Pyiet Phyo Kyaw (University of Yangon)
Bernard Gratuze (CNRS/Univ. Orléans)
San Win (Ministry of Culture)
Paper Short Abstract:
Chemical analysis of glass bead manufacturing waste from Mu Pon, southern Myanmar, suggests bead production from the last century BCE to the first centuries CE, making Mu Pon by far the earliest glass bead production site in Myanmar, linked by sea to South India and the rest of Southeast Asia.
Paper long abstract:

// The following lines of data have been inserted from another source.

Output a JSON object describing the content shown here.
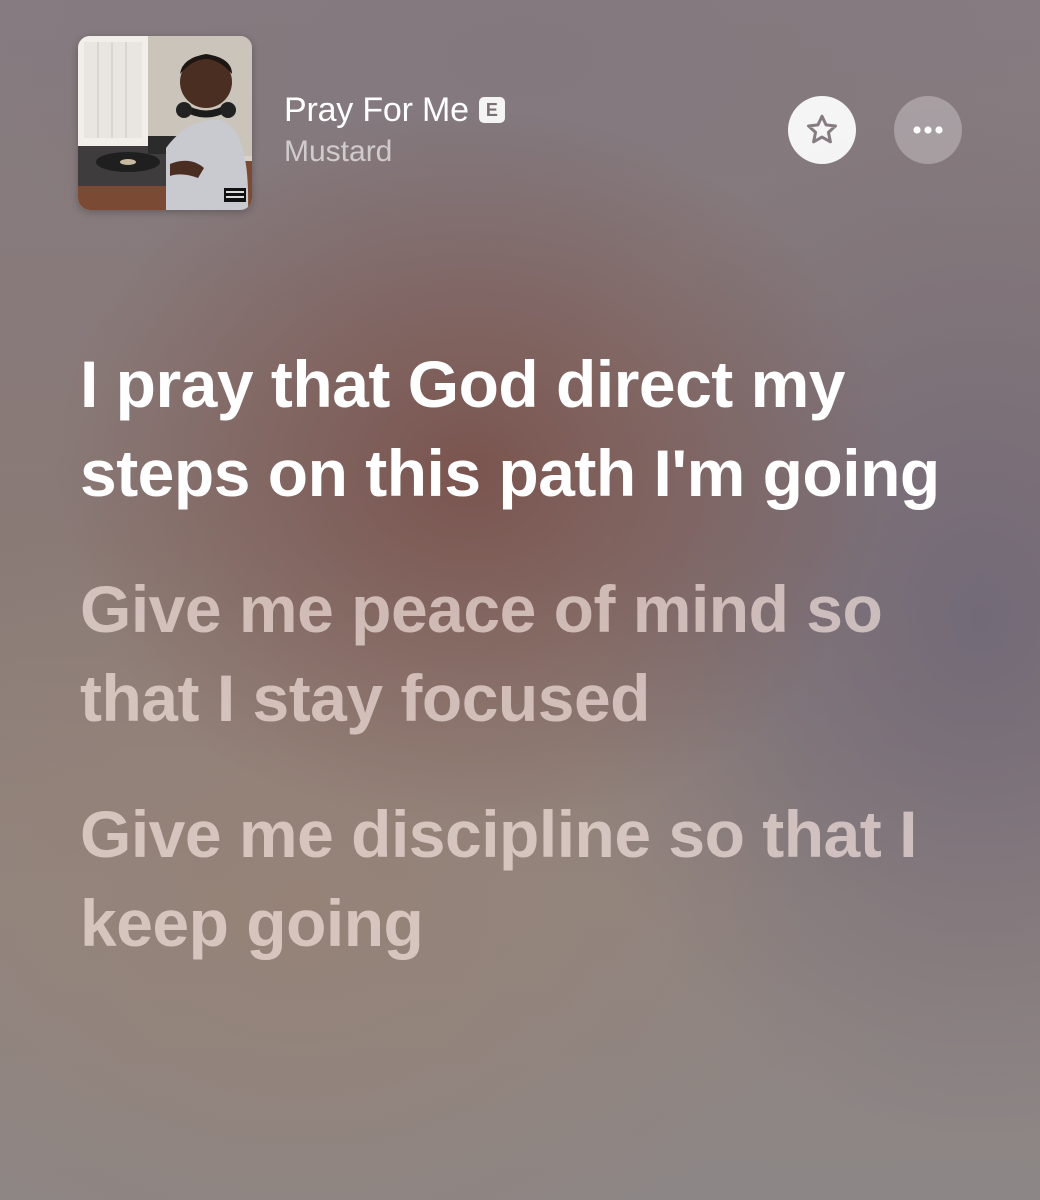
{
  "now_playing": {
    "title": "Pray For Me",
    "explicit_badge": "E",
    "artist": "Mustard",
    "artwork_icon": "album-artwork"
  },
  "actions": {
    "favorite_icon": "star-icon",
    "more_icon": "ellipsis-icon"
  },
  "lyrics": [
    {
      "text": "I pray that God direct my steps on this path I'm going",
      "state": "active"
    },
    {
      "text": "Give me peace of mind so that I stay focused",
      "state": "upcoming"
    },
    {
      "text": "Give me discipline so that I keep going",
      "state": "upcoming"
    }
  ],
  "colors": {
    "active_lyric": "#ffffff",
    "upcoming_lyric": "#ffeee8",
    "badge_text": "#7b6f72"
  }
}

A recent survey in Mu Pon village, south of Mawlamyaing in the Mon State, revealed extensive looting in several areas. One large pit had contained, in addition to a reported thousands of beads, a group of broken tubes and fragments that the villagers had not been able to sell. We examined over 600 specimens, most directly related to glass bead production, and selected a representative group of 131 samples for chemical analysis by LA-ICPMS in an attempt to get some idea of the date and possible importance of the site. Just over half of the samples were potash glass, indicating a probable Southeast Asian origin, with most of the remainder moderate-to-high alumina soda glass typical for South Indian production; exceptionally, there were also two fragments of Roman natron glass. The materials included just two bracelet fragments, identical typologically and chemically to those produced at Khao Sam Kaeo in peninsular Thailand. By comparison with glass from other sites in Myanmar and Thailand, we conclude that this Mu Pon glass represents the remains of bead production from the last century BCE to the first few centuries CE, making Mu Pon by far the earliest documented glass bead manufacturing site in Myanmar, active at the same time as such sites as Phu Khao Thong and Kapoe in Ranong Province, Thailand. These results provide strong evidence that Mu Pon was economically and technologically integrated into early long-distance exchange networks that included both South India and the rest of Southeast Asia.
Myanmar: its past and its regional and inter-regional interactions